▶ _What needs to be done_:
Every line of the data, first to last, must be written out unchanged.

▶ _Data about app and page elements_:
╭──

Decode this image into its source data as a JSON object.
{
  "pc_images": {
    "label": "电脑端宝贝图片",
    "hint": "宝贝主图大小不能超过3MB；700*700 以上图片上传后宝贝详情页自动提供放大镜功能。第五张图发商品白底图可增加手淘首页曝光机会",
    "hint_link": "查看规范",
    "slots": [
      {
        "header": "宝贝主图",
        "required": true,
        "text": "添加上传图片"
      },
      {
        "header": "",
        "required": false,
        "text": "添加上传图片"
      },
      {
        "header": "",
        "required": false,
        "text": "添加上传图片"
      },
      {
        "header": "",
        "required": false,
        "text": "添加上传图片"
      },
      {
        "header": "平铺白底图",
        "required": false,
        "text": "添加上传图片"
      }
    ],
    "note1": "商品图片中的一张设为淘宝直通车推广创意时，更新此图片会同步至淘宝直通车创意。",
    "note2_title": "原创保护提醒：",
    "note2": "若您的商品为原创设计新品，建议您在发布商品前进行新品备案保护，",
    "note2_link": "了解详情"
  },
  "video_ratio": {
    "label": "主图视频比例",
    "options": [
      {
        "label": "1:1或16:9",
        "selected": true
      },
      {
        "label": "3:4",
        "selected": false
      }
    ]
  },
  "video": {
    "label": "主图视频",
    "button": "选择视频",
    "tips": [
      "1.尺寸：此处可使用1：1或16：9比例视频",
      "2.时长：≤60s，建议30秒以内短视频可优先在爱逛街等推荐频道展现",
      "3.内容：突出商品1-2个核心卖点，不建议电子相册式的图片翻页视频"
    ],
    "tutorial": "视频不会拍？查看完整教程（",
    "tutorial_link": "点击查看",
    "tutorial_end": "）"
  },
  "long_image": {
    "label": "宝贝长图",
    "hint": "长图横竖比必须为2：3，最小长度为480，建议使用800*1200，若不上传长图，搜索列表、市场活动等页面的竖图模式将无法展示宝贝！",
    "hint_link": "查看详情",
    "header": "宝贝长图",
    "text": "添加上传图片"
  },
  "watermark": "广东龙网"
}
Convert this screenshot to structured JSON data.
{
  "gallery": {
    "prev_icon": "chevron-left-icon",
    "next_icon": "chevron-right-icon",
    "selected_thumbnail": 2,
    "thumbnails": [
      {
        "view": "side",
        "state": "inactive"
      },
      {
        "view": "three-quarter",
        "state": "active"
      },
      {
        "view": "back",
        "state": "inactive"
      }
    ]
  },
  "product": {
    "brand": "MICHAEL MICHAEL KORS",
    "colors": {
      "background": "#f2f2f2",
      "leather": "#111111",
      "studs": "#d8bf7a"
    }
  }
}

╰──

▶ _Task output_:
Decode this image into its source data as a JSON object.
{
  "pc_images": {
    "label": "电脑端宝贝图片",
    "hint": "宝贝主图大小不能超过3MB；700*700 以上图片上传后宝贝详情页自动提供放大镜功能。第五张图发商品白底图可增加手淘首页曝光机会",
    "hint_link": "查看规范",
    "slots": [
      {
        "header": "宝贝主图",
        "required": true,
        "text": "添加上传图片"
      },
      {
        "header": "",
        "required": false,
        "text": "添加上传图片"
      },
      {
        "header": "",
        "required": false,
        "text": "添加上传图片"
      },
      {
        "header": "",
        "required": false,
        "text": "添加上传图片"
      },
      {
        "header": "平铺白底图",
        "required": false,
        "text": "添加上传图片"
      }
    ],
    "note1": "商品图片中的一张设为淘宝直通车推广创意时，更新此图片会同步至淘宝直通车创意。",
    "note2_title": "原创保护提醒：",
    "note2": "若您的商品为原创设计新品，建议您在发布商品前进行新品备案保护，",
    "note2_link": "了解详情"
  },
  "video_ratio": {
    "label": "主图视频比例",
    "options": [
      {
        "label": "1:1或16:9",
        "selected": true
      },
      {
        "label": "3:4",
        "selected": false
      }
    ]
  },
  "video": {
    "label": "主图视频",
    "button": "选择视频",
    "tips": [
      "1.尺寸：此处可使用1：1或16：9比例视频",
      "2.时长：≤60s，建议30秒以内短视频可优先在爱逛街等推荐频道展现",
      "3.内容：突出商品1-2个核心卖点，不建议电子相册式的图片翻页视频"
    ],
    "tutorial": "视频不会拍？查看完整教程（",
    "tutorial_link": "点击查看",
    "tutorial_end": "）"
  },
  "long_image": {
    "label": "宝贝长图",
    "hint": "长图横竖比必须为2：3，最小长度为480，建议使用800*1200，若不上传长图，搜索列表、市场活动等页面的竖图模式将无法展示宝贝！",
    "hint_link": "查看详情",
    "header": "宝贝长图",
    "text": "添加上传图片"
  },
  "watermark": "广东龙网"
}
Convert this screenshot to structured JSON data.
{
  "gallery": {
    "prev_icon": "chevron-left-icon",
    "next_icon": "chevron-right-icon",
    "selected_thumbnail": 2,
    "thumbnails": [
      {
        "view": "side",
        "state": "inactive"
      },
      {
        "view": "three-quarter",
        "state": "active"
      },
      {
        "view": "back",
        "state": "inactive"
      }
    ]
  },
  "product": {
    "brand": "MICHAEL MICHAEL KORS",
    "colors": {
      "background": "#f2f2f2",
      "leather": "#111111",
      "studs": "#d8bf7a"
    }
  }
}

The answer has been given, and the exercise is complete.